'Kangaroo: A Love-Hate Story': Film Review

Kangaroo: A Love-Hate Story Still - Publicity - H 2018
Courtesy of Hopping Pictures
An animal-rights eye-opener that leaves questions unanswered.

Kate McIntyre Clere and Michael McIntyre's doc looks at the complicated relationship Australians have with their most famous animal.

A heartfelt defense of a cute, inspiringly odd creature outsiders might assume needs no such defense, Kate McIntyre Clere and Michael McIntyre's Kangaroo: A Love-Hate Story finds its eponymous animal in the crosshairs of Aussies who think they're pet food at best, a "plague" at worst. Eye-opening in some respects but frustratingly one-sided, it will win some viewers to its cause but play best with those who tend toward the vegan side when it comes to questions of humans' treatment of non-human animals.

Opening with eerie night-vision footage, the filmmakers follow an activist as she sneaks around on her own property, observing as outsiders drive in and kill several adult kangaroos. Who are these gun-toting intruders, we wonder? Teens curing boredom with senseless violence? Poachers or trophy-hunters?

We soon learn that thousands of such killings take place every night across the country, resulting from a widespread belief that kangaroos are "a pest that should be eliminated wholesale." Based on that attitude, the government issues plentiful exclusions from laws protecting the animal. Interviewees here say those exclusions are so easy to get (resulting in what the movie calls the largest wildlife slaughter in the world) that existing regulations are "protection in name only."

Sometime around here, viewers will naturally expect hard numbers to justify the film's indignation. But the filmmakers are reluctant to offer many figures, and certainly disagree with estimates (cited throughout the media last September) that there were around 45 million 'roos in 2016, way up from 27 million in 2010. Interviewing some academics and officials who study such things, the film raises reasonable-sounding doubts about the way animal populations are counted in the vast expanse of Australia. We hear of sketchy-sounding practices of estimation that, if true, could make an endangered species seem to be proliferating.

Though it explores some other data-based concerns over killing the animals — advocates claim that kangaroo meat sold for human consumption is ripe with salmonella and E. coli; naturally, meat companies dispute their research — the film's second half roots its arguments in emotion and visceral response. We see the disgusting aftermath of legal hunting, with piles of entrails, heads and limbs left in the sun to rot; we learn that babies of slain females are beaten to death by hunters who'd rather not waste a bullet.

Here, we're on similar ground with anti-meat films that use shocking images of factory farms to win people to their cause.
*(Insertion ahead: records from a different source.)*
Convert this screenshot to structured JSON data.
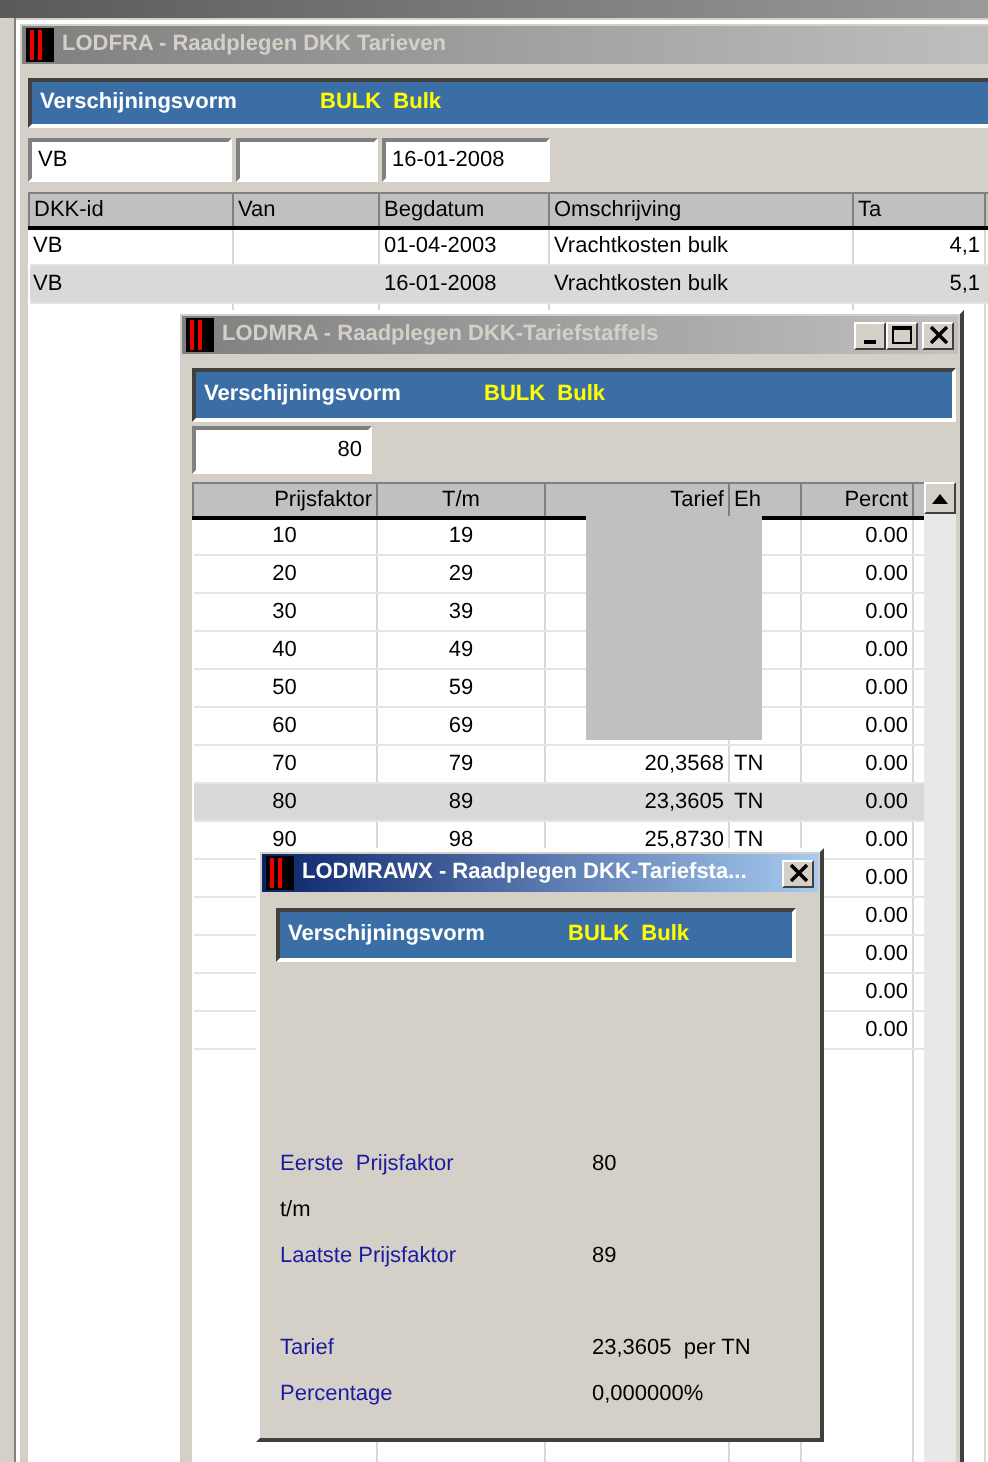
{
  "windows": [
    {
      "kind": "main",
      "title": "LODFRA - Raadplegen DKK Tarieven",
      "active": false,
      "header": {
        "label": "Verschijningsvorm",
        "value": "BULK  Bulk"
      },
      "fields": [
        {
          "value": "VB"
        },
        {
          "value": "16-01-2008"
        }
      ],
      "table": {
        "columns": [
          "DKK-id",
          "Van",
          "Begdatum",
          "Omschrijving",
          "Ta"
        ],
        "rows": [
          {
            "cells": [
              "VB",
              null,
              "01-04-2003",
              "Vrachtkosten bulk",
              "4,1"
            ],
            "selected": false
          },
          {
            "cells": [
              "VB",
              null,
              "16-01-2008",
              "Vrachtkosten bulk",
              "5,1"
            ],
            "selected": true
          }
        ]
      }
    },
    {
      "kind": "document",
      "title": "LODMRA - Raadplegen DKK-Tariefstaffels",
      "active": false,
      "header": {
        "label": "Verschijningsvorm",
        "value": "BULK  Bulk"
      },
      "fields": [
        {
          "value": "80"
        }
      ],
      "table": {
        "columns": [
          "Prijsfaktor",
          "T/m",
          "Tarief",
          "Eh",
          "Percnt"
        ],
        "rows": [
          {
            "cells": [
              "10",
              "19",
              null,
              null,
              "0.00"
            ],
            "selected": false
          },
          {
            "cells": [
              "20",
              "29",
              null,
              null,
              "0.00"
            ],
            "selected": false
          },
          {
            "cells": [
              "30",
              "39",
              null,
              null,
              "0.00"
            ],
            "selected": false
          },
          {
            "cells": [
              "40",
              "49",
              null,
              null,
              "0.00"
            ],
            "selected": false
          },
          {
            "cells": [
              "50",
              "59",
              null,
              null,
              "0.00"
            ],
            "selected": false
          },
          {
            "cells": [
              "60",
              "69",
              null,
              null,
              "0.00"
            ],
            "selected": false
          },
          {
            "cells": [
              "70",
              "79",
              "20,3568",
              "TN",
              "0.00"
            ],
            "selected": false
          },
          {
            "cells": [
              "80",
              "89",
              "23,3605",
              "TN",
              "0.00"
            ],
            "selected": true
          },
          {
            "cells": [
              "90",
              "98",
              "25,8730",
              "TN",
              "0.00"
            ],
            "selected": false
          },
          {
            "cells": [
              null,
              null,
              null,
              null,
              "0.00"
            ],
            "selected": false
          },
          {
            "cells": [
              null,
              null,
              null,
              null,
              "0.00"
            ],
            "selected": false
          },
          {
            "cells": [
              null,
              null,
              null,
              null,
              "0.00"
            ],
            "selected": false
          },
          {
            "cells": [
              null,
              null,
              null,
              null,
              "0.00"
            ],
            "selected": false
          },
          {
            "cells": [
              null,
              null,
              null,
              null,
              "0.00"
            ],
            "selected": false
          }
        ]
      }
    },
    {
      "kind": "dialog",
      "title": "LODMRAWX - Raadplegen DKK-Tariefsta...",
      "active": true,
      "header": {
        "label": "Verschijningsvorm",
        "value": "BULK  Bulk"
      },
      "details": [
        {
          "kind": "field",
          "label": "Eerste  Prijsfaktor",
          "value": "80"
        },
        {
          "kind": "note",
          "label": "t/m"
        },
        {
          "kind": "field",
          "label": "Laatste Prijsfaktor",
          "value": "89"
        },
        {
          "kind": "field",
          "label": "Tarief",
          "value": "23,3605  per TN"
        },
        {
          "kind": "field",
          "label": "Percentage",
          "value": "0,000000%"
        }
      ]
    }
  ]
}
That's certainly fair in itself, but such appeals sit uncomfortably with the doc's purely rational arguments, inspiring us to wonder how much of the other side's case is being unfairly ignored. In the end, Kangaroo is the kind of advocacy film that's most likely to convince you if you already believe.

Production company: Second Nature Films
Distributor: Abramorama
Directors-screenwriters: Kate McIntyre Clere, Michael McIntyre
Director of photography: Michael McIntyre
Editor: Wayne Hyett
Composer: David Bridie

98 minutes